[Dataset rows describing interfaces]
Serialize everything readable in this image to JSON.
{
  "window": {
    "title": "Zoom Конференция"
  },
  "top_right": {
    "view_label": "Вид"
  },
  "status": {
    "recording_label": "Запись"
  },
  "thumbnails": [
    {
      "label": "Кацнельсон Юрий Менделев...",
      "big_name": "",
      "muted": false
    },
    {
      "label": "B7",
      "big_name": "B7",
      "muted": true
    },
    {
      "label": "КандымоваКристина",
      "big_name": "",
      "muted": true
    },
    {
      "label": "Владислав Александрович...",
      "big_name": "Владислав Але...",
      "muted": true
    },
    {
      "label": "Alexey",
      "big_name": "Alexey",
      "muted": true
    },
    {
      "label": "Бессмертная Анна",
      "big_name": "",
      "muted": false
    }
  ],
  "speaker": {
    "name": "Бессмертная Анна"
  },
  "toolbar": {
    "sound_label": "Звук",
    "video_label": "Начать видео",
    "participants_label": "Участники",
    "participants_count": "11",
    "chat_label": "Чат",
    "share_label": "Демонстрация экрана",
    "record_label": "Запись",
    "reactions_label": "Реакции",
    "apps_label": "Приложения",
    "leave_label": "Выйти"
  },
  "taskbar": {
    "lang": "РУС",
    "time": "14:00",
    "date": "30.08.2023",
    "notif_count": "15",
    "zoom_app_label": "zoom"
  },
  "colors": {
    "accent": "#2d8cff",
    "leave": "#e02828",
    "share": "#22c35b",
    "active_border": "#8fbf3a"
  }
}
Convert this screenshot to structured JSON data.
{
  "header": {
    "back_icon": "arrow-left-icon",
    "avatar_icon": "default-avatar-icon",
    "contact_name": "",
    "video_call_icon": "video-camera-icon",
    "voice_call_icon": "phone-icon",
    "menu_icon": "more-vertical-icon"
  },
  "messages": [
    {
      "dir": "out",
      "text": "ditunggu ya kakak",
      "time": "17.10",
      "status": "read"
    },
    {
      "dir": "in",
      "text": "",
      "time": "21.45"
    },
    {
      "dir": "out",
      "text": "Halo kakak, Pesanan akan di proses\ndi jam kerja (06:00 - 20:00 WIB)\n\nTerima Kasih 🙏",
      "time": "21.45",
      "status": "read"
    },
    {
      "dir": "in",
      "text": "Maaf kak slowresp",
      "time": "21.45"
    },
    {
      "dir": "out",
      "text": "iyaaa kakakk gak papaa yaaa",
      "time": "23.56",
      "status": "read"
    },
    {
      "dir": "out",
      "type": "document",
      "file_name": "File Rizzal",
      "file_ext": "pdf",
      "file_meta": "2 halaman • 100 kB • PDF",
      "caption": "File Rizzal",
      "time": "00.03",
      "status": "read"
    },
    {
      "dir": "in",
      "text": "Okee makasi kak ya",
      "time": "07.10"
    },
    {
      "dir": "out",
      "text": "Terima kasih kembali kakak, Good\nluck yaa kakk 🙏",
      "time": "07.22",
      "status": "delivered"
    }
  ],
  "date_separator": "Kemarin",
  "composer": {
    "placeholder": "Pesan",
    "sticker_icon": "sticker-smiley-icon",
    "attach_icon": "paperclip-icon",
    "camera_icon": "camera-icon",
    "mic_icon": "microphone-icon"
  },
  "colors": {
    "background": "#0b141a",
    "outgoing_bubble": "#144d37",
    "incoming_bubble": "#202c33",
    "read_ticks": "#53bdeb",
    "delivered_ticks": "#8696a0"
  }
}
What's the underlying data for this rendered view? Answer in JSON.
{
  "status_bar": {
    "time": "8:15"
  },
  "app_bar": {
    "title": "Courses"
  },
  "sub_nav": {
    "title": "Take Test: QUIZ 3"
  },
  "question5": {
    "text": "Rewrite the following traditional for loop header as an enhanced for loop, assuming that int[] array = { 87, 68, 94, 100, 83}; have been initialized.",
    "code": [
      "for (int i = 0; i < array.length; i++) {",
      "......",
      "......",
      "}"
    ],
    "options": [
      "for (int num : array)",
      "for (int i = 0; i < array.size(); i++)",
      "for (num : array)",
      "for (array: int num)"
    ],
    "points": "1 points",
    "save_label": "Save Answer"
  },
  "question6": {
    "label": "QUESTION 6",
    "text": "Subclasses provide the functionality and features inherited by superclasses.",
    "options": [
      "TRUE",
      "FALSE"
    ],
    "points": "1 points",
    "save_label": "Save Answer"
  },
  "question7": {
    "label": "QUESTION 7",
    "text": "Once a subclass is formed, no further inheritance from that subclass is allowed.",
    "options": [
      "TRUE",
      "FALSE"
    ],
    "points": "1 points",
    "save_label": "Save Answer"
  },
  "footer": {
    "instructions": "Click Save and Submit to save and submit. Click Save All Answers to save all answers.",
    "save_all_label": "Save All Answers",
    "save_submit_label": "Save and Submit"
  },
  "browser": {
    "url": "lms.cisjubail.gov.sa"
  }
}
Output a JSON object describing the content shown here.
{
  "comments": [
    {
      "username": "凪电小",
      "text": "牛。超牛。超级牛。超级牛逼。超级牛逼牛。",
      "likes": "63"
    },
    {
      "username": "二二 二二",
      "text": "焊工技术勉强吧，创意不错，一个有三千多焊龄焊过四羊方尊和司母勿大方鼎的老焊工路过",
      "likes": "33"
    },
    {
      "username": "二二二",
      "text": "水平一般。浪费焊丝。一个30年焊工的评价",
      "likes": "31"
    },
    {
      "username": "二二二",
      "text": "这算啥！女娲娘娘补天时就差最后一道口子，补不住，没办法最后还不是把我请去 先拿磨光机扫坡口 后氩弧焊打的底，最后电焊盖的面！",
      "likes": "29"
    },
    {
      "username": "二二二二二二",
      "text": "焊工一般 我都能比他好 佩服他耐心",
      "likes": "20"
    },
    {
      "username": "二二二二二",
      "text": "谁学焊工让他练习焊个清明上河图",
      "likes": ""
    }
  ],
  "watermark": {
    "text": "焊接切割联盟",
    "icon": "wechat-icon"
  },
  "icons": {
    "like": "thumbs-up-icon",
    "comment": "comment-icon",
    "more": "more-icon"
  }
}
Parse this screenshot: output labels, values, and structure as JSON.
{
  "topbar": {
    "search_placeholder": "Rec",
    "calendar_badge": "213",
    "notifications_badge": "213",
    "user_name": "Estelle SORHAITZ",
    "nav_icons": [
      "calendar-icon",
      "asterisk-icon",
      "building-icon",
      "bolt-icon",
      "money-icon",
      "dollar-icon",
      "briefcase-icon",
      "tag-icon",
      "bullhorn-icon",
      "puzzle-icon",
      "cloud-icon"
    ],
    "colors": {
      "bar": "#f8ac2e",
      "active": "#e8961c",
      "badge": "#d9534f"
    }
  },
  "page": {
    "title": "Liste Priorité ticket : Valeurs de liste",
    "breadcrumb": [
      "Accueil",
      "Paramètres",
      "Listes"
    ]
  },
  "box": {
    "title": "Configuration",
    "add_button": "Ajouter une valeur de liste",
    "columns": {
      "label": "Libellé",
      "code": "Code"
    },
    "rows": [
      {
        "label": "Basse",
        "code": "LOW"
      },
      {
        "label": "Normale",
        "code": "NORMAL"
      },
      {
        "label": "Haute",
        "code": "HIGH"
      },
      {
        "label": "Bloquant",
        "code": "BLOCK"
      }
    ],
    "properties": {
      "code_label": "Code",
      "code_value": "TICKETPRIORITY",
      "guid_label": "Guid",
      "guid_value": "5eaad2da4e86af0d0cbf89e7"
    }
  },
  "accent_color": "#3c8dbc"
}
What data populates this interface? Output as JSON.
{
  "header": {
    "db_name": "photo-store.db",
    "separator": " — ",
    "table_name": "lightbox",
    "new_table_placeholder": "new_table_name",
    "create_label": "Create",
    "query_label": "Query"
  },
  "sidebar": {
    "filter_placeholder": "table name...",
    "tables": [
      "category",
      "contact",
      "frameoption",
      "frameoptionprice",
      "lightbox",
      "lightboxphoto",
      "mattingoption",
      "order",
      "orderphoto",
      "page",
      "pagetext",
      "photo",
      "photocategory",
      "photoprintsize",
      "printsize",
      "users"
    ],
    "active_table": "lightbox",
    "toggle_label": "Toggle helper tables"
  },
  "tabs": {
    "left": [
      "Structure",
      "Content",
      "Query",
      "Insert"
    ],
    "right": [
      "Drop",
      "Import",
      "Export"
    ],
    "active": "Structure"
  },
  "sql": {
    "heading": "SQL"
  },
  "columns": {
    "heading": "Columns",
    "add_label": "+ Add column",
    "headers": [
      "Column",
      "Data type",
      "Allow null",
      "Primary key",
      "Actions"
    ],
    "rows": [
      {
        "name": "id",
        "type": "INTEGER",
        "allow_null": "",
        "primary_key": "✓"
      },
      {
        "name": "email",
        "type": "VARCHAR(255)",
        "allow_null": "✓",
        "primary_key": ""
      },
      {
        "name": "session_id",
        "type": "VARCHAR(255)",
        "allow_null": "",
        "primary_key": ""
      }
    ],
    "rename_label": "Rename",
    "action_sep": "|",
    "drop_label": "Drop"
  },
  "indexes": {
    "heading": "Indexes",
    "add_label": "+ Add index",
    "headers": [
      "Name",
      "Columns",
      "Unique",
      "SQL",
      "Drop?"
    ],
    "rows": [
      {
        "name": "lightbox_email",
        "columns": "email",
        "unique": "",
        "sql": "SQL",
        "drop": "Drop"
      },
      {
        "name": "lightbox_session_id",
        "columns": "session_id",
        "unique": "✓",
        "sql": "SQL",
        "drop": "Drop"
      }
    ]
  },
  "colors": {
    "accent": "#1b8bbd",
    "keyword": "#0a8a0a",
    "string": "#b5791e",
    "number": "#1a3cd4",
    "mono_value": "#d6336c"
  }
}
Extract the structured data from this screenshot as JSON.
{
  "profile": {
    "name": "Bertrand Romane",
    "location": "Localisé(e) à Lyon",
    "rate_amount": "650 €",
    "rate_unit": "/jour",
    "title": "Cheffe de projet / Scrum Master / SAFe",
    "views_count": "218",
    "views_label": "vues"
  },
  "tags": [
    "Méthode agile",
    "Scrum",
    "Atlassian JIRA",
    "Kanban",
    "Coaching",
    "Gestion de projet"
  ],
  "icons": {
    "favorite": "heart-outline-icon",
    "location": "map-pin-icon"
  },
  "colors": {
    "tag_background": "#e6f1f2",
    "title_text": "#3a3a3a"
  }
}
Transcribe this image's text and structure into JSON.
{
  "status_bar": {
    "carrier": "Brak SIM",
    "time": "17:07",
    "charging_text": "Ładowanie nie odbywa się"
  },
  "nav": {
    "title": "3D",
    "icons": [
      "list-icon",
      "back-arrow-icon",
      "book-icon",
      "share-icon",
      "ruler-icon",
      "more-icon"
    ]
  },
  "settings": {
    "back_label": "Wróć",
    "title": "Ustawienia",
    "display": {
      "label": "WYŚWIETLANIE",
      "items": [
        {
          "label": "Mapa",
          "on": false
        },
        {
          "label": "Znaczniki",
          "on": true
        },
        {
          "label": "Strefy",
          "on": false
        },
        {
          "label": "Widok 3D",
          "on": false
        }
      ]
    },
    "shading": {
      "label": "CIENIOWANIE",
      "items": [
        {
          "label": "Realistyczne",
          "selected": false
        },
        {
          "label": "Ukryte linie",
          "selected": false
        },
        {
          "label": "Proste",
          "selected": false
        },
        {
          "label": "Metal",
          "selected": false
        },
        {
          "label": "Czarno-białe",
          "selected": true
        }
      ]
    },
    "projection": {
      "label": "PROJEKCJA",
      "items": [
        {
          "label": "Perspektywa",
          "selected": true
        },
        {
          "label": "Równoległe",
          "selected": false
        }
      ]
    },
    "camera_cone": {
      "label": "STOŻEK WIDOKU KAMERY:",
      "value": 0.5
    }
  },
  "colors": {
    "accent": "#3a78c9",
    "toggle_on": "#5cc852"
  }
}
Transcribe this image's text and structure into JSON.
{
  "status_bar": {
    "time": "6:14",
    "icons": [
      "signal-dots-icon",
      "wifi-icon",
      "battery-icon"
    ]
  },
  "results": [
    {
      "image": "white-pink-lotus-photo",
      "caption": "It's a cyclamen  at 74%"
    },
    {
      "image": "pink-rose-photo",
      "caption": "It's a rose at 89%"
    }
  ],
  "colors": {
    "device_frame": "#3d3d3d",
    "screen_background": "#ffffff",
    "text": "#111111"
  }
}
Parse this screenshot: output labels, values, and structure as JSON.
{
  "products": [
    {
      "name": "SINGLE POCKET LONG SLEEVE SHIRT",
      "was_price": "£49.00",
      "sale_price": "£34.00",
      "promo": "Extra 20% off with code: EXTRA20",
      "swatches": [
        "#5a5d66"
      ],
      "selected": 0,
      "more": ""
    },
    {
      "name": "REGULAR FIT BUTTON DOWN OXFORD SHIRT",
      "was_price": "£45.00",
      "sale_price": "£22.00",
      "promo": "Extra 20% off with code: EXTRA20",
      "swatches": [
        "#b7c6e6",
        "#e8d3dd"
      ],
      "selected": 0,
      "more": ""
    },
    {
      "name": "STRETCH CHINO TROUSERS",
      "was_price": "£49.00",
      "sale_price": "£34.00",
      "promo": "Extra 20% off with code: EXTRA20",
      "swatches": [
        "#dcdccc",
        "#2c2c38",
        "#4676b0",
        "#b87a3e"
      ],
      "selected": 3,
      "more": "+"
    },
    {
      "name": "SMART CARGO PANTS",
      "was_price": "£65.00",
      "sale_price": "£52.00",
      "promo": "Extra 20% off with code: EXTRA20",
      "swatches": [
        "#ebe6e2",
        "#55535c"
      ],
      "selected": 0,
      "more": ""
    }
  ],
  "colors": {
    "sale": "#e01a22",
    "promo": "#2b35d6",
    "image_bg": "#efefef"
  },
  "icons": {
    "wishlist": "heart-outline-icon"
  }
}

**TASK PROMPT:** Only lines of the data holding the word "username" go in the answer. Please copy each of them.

**ANSWER SECTION:**
      "username": "凪电小",
      "username": "二二 二二",
      "username": "二二二",
      "username": "二二二",
      "username": "二二二二二二",
      "username": "二二二二二",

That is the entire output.